    Extended metaphors are used quite a lot in describing the speaker, for example: "The speaker's hair, which bristled on the skirts of his bald head, a plantation of firs to keep the wind from its shining surface, all covered with knobs, like the crust of a plum pie, as if

  2. Hard Times - A Practical Criticism

    There was such a thing sometimes, even in Coketown." However Dickens having already affronted the situation of the weather, reengages in the daily pleasantries of setting and discussing the weather once more.

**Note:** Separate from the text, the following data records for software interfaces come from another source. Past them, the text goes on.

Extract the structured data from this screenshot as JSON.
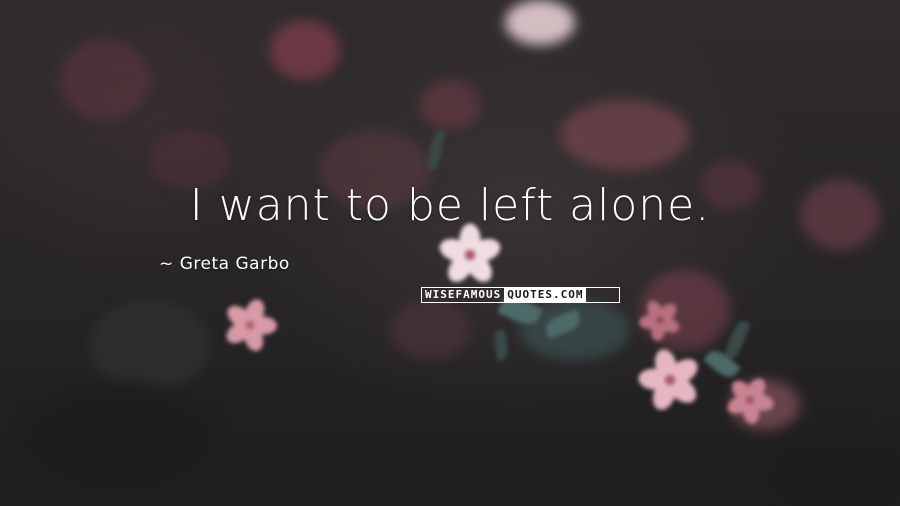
{
  "quote": {
    "text": "I want to be left alone."
  },
  "author": {
    "dash": "~",
    "name": "Greta Garbo"
  },
  "watermark": {
    "left": "WISEFAMOUS",
    "right": "QUOTES.COM"
  },
  "colors": {
    "text": "#ffffff",
    "background": "#2a2a2a",
    "petal_pink": "#d9a0ab",
    "petal_light": "#f1dde1",
    "leaf": "#4d6a68"
  }
}
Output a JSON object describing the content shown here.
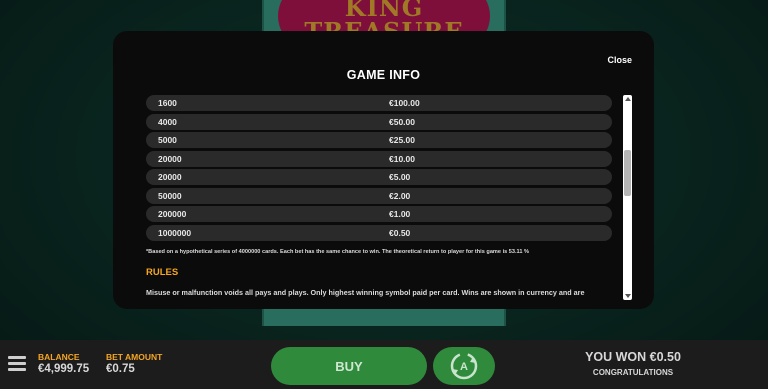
{
  "game": {
    "logo_text": "KING\nTREASURE"
  },
  "modal": {
    "title": "GAME INFO",
    "close_label": "Close",
    "paytable": [
      {
        "count": "1600",
        "amount": "€100.00"
      },
      {
        "count": "4000",
        "amount": "€50.00"
      },
      {
        "count": "5000",
        "amount": "€25.00"
      },
      {
        "count": "20000",
        "amount": "€10.00"
      },
      {
        "count": "20000",
        "amount": "€5.00"
      },
      {
        "count": "50000",
        "amount": "€2.00"
      },
      {
        "count": "200000",
        "amount": "€1.00"
      },
      {
        "count": "1000000",
        "amount": "€0.50"
      }
    ],
    "footnote": "*Based on a hypothetical series of 4000000 cards. Each bet has the same chance to win. The theoretical return to player for this game is 53.11 %",
    "rules_heading": "RULES",
    "rules_text": "Misuse or malfunction voids all pays and plays. Only highest winning symbol paid per card. Wins are shown in currency and are"
  },
  "bottom_bar": {
    "balance_label": "BALANCE",
    "balance_value": "€4,999.75",
    "bet_label": "BET AMOUNT",
    "bet_value": "€0.75",
    "buy_label": "BUY",
    "won_text": "YOU WON €0.50",
    "congrats_text": "CONGRATULATIONS"
  },
  "colors": {
    "accent": "#f6a623",
    "button_green": "#2f8a3b",
    "modal_bg": "#0b0b0b",
    "row_bg": "#2a2a2a"
  }
}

This is used as an example of repetition whereby Dickens is trying to show that it is even a remarkably cheerful day among the factories.

  1. Discuss the theme of education in ‘Hard Times’ and a ‘Kestrel for a Knave’.

    facts alone are wanted in life." The word fact is given a capital letter by Dickens, probably to emphasise its importance to the reader. Dickens opens the book with emphasis on the utilitarian system of education, with Mr. Gradgrind and Mr M'Choakumchild giving absolute importance of these facts.

  2. analysis of hard time by charles dickens

    The Speaker has trained the tie to be as unaccommodating as this school system. The sum of Dickens' images, from sowing to strangulation, should clearly foreshadow the "hard times" that are ahead. The two important allusions to note are both Biblical ones: the use of the word "sowing" does not

  1. Explain how the theme of education is presented in Hard Times. What comments do ...

    man who as long as he got what he wanted, it didn't matter how he got it and also that society should strive for the greater good for the greater number. Thomas Gradgrind seems to represent the rigor of "hard facts" and statistics and also what his style of teaching

  2. The book

    He addresses her as "Girl Number 20" which makes us think that the children don't even get to have their own names in the classroom. This is in contrast to today, where children are addressed by their first names by teacher. Mr Gradgrind then asks "Sissy" to describe a horse.

  • Over 160,000 pieces
    of student written work
  • Annotated by
    experienced teachers
  • Ideas and feedback to
    improve your own work